═════ Entries provided ═════

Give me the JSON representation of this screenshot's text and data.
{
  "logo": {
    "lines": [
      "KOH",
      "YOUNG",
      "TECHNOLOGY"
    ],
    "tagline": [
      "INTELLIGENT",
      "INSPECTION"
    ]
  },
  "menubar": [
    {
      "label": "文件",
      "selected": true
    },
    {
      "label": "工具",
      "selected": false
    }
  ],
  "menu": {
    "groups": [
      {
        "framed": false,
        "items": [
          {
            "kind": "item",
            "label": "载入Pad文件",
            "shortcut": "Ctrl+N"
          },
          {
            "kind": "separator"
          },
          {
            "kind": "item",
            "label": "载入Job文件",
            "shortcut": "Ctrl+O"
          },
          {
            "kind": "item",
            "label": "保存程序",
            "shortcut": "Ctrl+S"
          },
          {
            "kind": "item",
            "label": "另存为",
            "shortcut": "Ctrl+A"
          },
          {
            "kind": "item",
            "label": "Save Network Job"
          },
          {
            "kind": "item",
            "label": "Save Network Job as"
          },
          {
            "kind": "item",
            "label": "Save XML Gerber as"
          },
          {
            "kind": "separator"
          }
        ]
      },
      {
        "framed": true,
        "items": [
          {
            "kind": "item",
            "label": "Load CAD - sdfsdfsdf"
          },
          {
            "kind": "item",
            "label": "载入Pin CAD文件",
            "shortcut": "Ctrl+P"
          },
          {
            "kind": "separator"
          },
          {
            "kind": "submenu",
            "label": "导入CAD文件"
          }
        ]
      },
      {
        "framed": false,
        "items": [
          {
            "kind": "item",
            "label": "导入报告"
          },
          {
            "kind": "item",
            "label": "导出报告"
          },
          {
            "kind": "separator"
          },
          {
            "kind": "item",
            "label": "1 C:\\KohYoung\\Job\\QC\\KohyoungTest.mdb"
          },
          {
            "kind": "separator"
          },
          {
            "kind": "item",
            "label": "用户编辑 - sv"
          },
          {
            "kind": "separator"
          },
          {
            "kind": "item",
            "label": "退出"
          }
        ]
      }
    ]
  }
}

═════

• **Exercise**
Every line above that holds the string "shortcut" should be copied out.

• **Reply**
            "shortcut": "Ctrl+N"
            "shortcut": "Ctrl+O"
            "shortcut": "Ctrl+S"
            "shortcut": "Ctrl+A"
            "shortcut": "Ctrl+P"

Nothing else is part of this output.